# RECORDS TO USE

Content starts

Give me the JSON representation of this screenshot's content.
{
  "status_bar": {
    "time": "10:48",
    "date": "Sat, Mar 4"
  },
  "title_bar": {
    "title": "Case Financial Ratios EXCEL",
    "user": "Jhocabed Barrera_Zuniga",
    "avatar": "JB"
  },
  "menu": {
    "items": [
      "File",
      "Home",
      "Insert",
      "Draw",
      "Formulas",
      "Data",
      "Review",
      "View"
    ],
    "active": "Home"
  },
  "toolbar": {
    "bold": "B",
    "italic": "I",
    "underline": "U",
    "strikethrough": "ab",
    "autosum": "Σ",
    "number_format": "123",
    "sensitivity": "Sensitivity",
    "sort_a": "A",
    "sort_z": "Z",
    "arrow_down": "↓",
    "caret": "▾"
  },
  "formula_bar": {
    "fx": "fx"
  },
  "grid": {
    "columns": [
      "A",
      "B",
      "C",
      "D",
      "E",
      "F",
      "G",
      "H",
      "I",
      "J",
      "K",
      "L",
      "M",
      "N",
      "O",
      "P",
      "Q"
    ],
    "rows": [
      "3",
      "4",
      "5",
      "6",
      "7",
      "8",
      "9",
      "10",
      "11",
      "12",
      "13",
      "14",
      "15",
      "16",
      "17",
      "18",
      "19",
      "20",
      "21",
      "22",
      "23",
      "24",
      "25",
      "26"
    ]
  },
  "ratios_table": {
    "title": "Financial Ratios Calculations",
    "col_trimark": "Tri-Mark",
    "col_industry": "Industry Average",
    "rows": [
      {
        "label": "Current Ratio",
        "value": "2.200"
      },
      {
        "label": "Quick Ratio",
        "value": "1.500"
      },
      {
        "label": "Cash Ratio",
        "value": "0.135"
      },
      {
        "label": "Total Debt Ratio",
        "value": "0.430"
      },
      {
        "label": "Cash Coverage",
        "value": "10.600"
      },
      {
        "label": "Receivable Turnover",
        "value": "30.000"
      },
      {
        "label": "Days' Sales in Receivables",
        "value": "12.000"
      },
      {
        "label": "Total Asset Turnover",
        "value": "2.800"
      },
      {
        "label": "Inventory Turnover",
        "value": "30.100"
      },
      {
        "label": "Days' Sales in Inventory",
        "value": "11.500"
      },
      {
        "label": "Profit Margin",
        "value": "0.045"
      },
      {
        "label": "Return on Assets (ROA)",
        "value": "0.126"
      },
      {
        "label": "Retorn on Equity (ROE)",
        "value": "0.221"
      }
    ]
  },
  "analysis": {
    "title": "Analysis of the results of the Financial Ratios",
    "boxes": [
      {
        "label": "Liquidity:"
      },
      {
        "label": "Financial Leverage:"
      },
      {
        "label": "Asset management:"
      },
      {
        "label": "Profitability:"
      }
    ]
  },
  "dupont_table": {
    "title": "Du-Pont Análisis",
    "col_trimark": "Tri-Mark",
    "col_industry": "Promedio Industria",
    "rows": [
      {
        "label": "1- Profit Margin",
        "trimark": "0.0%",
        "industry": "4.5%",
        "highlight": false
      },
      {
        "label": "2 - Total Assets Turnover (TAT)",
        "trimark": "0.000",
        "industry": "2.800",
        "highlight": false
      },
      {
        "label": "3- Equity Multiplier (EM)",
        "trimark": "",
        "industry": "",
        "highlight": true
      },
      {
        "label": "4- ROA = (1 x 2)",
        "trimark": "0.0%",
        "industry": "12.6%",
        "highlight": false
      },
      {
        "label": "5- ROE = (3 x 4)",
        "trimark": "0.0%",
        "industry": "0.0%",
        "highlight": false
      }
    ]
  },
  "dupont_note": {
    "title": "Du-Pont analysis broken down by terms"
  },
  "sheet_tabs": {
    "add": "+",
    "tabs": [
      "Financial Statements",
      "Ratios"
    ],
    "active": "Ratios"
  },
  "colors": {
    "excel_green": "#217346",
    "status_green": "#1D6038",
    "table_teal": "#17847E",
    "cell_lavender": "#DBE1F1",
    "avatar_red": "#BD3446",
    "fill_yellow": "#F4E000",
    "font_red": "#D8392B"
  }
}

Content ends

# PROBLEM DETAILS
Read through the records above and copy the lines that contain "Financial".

# OUTPUT BELOW
    "title": "Case Financial Ratios EXCEL",
    "title": "Financial Ratios Calculations",
    "title": "Analysis of the results of the Financial Ratios",
        "label": "Financial Leverage:"
      "Financial Statements",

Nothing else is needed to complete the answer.